Mass grave in Italy
A mass grave was recently discovered in northern Italy with several skeletons all mixed together. The identity of these remains was unknown, and could be from several different groups who all lost their lives in the area – including Germans, Allied forces, RSI troops, members of the Italian resistance movement and civilians.
The researchers analyzing the remains analyzed the mtDNA from 14 bone samples (six femurs and eight humeri) from the mass grave to first determine how many individuals were buried together, and then to attempt to identify each individual. They identified seven distinct mtDNA profiles across the 14 bone samples, suggesting that at least seven individuals were buried in this grave. However, it is possible that there were more than seven people buried in the grave, because people who are maternally related (e.g. brothers) will share the same mtDNA profile, and can’t be distinguished using mtDNA analysis.

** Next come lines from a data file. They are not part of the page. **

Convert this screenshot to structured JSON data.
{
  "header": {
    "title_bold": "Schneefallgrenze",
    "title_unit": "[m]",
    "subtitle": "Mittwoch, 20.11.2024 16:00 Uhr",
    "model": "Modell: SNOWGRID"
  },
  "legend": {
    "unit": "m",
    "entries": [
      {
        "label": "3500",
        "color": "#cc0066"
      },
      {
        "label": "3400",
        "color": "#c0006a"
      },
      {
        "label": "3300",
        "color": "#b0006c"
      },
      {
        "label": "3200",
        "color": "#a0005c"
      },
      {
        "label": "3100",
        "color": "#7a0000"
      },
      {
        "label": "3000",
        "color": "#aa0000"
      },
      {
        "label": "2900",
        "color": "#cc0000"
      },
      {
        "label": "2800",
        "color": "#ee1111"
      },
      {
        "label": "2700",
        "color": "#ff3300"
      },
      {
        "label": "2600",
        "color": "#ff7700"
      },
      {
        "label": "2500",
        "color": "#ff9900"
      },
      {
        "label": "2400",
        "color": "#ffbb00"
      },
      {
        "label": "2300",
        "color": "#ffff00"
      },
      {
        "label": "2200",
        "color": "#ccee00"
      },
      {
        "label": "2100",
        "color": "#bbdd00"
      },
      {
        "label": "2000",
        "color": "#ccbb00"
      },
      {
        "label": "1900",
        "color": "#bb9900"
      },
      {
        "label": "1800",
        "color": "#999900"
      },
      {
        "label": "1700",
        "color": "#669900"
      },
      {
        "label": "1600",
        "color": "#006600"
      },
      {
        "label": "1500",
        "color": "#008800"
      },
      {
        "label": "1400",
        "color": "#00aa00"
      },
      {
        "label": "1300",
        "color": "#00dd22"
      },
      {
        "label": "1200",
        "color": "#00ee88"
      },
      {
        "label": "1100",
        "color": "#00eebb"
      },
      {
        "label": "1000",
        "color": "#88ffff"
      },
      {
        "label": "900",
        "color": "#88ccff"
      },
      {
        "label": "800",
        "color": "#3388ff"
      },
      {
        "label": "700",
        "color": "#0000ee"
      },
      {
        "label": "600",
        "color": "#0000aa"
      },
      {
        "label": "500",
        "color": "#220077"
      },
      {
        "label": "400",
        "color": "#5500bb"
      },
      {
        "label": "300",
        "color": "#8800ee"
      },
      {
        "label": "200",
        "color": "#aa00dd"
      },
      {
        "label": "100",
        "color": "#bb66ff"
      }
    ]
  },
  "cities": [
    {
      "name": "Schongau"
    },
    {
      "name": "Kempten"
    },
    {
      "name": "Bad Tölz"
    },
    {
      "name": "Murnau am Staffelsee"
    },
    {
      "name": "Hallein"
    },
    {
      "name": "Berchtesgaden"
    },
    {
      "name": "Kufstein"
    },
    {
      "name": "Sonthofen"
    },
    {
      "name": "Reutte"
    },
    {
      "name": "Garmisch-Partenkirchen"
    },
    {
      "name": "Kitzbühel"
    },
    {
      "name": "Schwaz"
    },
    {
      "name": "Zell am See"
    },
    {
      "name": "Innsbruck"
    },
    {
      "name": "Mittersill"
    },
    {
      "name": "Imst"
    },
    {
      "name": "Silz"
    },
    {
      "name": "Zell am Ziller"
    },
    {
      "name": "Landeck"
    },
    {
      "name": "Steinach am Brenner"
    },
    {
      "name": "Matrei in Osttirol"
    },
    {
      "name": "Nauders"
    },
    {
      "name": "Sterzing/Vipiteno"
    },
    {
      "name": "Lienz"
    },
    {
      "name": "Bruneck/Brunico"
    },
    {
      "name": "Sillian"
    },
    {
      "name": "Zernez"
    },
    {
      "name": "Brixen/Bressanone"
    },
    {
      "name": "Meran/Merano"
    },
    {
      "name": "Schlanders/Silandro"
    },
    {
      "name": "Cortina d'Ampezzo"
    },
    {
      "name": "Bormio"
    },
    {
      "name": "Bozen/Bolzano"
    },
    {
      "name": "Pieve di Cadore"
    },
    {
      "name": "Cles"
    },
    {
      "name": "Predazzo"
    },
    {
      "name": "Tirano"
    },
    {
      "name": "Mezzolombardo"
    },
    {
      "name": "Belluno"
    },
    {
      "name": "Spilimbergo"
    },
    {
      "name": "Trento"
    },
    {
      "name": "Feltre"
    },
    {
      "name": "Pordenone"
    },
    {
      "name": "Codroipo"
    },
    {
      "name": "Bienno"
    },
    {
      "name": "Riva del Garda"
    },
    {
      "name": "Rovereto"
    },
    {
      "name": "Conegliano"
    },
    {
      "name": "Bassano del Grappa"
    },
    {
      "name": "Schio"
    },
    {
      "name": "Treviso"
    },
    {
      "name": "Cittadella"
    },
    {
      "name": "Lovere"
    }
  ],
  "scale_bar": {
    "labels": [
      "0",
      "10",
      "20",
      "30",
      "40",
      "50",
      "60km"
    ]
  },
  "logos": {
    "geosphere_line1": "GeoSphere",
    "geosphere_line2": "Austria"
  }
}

They also compared these mtDNA profiles to living relatives of individuals who disappeared in that area during World War II. Unfortunately, none of these mtDNA profiles matched the available reference samples. It is hoped that as reference numbers increase, more of these remains can be positively identified.
Mass graves in Slovenia
It is estimated that there could be up to tens of thousands of missing persons in Slovenia that were killed during World War II, and so far around 600 mass graves have been discovered. A 2009 study, illustrated the benefits of typing Y-DNA STRs from the remains found in mass graves in the Škofja Loka and Ljubljana areas of Slovenia. This study obtained partial Y-DNA profiles from over 40 skeletons, with six of these matching to available reference samples. Many more skeletons are likely to be identified as reference numbers increase.
More reference samples are needed
These studies illustrate the value of DNA analyses for the identification of skeletal remains, even from mass graves that are over 70 years of age. However, the identification of skeletons in mass graves from war periods is often hindered by the lack of available reference samples to positively identify the remains. Although direct reference samples (i.e. sons of missing male victims, or children of missing female victims), may no longer be available, it is still possible to identify remains using other reference samples. For example, the grandson and great-grandson of a missing male soldier will still share the same Y-DNA as their missing relative. Likewise, any individuals related through the maternal line to a war victim will share the same mtDNA profile.
Marjanović D et al. (2009) Identification of skeletal remains of Communist Armed Forces victims during and after World War II: combined Y-chromosome (STR) and MiniSTR approach. Croat Med J. 50(3): 296-304.